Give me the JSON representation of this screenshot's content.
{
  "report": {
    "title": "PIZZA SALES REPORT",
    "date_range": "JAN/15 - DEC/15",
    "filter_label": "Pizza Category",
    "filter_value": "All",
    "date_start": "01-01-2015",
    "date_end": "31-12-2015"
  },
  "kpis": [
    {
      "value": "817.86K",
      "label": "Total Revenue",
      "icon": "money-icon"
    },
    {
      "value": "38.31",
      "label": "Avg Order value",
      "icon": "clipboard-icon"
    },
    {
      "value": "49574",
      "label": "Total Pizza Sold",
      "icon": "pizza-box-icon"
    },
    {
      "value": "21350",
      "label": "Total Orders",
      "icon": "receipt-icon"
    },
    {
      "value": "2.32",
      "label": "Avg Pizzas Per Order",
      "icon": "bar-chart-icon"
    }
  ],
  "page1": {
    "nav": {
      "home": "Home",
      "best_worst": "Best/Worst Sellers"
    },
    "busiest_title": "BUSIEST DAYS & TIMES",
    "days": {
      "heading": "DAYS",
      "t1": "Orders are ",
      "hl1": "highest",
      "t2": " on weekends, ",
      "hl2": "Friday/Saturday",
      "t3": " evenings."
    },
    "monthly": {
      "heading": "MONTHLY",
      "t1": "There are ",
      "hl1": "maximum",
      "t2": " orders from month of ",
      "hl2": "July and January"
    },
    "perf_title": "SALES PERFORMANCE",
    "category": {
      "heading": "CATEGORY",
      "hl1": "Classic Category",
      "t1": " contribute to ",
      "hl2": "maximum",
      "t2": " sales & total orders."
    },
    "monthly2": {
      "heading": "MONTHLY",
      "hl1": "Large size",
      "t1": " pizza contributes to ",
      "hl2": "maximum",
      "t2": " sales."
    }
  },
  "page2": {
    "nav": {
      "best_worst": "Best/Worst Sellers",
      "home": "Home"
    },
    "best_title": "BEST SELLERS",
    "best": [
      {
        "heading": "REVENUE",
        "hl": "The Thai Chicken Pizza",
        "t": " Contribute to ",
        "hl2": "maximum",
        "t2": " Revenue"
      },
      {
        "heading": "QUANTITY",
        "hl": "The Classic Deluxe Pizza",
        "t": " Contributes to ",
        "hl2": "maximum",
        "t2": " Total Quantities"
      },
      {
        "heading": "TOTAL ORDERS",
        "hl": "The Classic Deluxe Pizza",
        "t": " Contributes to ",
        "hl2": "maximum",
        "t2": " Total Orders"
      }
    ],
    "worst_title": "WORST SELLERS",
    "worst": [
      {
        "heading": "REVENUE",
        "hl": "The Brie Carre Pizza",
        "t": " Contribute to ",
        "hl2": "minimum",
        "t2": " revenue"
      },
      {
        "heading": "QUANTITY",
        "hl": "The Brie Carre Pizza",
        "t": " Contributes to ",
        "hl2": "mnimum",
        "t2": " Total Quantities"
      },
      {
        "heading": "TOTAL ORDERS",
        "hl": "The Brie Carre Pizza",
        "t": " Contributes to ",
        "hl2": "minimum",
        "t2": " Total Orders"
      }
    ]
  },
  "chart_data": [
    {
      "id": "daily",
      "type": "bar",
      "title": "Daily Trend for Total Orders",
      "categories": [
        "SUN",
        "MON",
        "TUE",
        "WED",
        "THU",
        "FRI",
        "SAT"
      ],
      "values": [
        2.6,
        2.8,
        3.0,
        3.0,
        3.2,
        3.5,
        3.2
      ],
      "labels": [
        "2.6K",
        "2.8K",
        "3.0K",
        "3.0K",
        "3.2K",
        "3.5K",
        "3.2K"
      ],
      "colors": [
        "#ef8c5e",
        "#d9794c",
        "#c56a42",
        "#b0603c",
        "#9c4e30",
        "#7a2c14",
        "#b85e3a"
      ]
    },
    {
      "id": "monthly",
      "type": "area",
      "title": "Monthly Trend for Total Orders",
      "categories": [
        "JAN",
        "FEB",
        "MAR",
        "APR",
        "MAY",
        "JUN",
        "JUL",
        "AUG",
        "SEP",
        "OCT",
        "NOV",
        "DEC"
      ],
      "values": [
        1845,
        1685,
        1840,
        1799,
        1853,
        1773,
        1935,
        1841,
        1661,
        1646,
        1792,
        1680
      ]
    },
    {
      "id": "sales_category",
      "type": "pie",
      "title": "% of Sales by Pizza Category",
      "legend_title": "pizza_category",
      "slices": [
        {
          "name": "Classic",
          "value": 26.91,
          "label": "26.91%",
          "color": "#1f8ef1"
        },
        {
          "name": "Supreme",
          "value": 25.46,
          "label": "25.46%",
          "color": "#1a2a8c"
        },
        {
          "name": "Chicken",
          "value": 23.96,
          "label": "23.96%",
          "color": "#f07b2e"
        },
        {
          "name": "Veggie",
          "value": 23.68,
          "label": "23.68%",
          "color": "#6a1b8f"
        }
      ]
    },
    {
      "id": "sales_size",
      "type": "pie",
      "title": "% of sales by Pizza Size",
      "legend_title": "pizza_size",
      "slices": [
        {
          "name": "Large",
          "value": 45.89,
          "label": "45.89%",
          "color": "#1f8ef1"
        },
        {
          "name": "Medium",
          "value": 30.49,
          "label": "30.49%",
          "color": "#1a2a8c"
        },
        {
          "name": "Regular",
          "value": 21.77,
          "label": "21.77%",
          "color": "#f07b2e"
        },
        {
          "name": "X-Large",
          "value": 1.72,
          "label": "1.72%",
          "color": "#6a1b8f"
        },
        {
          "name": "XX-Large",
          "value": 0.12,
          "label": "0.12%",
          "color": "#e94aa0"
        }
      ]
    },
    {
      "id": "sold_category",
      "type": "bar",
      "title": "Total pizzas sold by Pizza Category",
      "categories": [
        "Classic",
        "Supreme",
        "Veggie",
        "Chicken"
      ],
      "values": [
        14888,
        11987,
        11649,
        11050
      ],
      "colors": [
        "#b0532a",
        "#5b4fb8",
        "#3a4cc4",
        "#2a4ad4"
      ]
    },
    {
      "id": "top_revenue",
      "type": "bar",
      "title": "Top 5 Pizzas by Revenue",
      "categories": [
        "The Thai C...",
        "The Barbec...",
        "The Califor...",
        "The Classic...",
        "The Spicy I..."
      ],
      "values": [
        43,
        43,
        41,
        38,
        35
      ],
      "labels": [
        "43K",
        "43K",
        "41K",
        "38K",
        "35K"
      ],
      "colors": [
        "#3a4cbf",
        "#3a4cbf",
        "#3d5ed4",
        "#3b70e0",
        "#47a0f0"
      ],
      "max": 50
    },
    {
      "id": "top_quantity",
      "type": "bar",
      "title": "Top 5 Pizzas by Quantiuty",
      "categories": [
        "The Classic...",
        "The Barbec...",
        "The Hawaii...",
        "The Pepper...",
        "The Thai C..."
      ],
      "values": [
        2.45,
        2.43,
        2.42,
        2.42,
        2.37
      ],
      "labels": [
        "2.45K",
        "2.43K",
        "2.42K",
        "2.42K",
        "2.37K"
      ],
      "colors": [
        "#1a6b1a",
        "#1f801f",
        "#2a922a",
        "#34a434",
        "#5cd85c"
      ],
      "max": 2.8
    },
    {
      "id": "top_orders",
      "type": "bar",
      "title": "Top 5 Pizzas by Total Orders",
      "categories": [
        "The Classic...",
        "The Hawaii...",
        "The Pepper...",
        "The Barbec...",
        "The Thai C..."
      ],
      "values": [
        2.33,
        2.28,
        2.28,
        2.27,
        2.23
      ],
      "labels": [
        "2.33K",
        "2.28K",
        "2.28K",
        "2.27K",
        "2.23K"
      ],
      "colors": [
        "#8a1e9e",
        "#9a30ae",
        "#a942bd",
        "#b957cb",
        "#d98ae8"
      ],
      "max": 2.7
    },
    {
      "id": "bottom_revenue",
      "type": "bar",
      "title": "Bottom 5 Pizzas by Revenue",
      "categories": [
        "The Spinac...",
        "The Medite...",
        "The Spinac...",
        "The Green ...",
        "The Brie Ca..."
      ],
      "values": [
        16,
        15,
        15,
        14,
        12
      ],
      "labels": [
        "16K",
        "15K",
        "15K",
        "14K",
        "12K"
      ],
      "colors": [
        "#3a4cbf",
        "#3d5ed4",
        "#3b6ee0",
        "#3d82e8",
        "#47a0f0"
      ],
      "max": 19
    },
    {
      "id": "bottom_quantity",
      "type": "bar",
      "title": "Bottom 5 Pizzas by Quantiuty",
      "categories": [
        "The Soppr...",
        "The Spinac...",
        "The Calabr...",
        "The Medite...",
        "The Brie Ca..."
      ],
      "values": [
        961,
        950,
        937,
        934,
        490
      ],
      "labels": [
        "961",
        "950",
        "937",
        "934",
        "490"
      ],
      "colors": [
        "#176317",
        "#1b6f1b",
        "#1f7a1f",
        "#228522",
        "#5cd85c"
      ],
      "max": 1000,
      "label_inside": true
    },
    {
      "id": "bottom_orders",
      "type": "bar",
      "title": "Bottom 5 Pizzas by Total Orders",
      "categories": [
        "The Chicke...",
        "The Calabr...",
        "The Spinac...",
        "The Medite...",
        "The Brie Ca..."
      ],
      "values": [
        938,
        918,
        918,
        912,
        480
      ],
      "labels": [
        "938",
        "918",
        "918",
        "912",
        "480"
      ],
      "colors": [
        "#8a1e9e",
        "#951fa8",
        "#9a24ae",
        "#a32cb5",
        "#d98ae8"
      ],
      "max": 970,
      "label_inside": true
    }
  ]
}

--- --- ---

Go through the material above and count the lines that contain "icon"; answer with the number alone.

_Solution to this exercise_: 5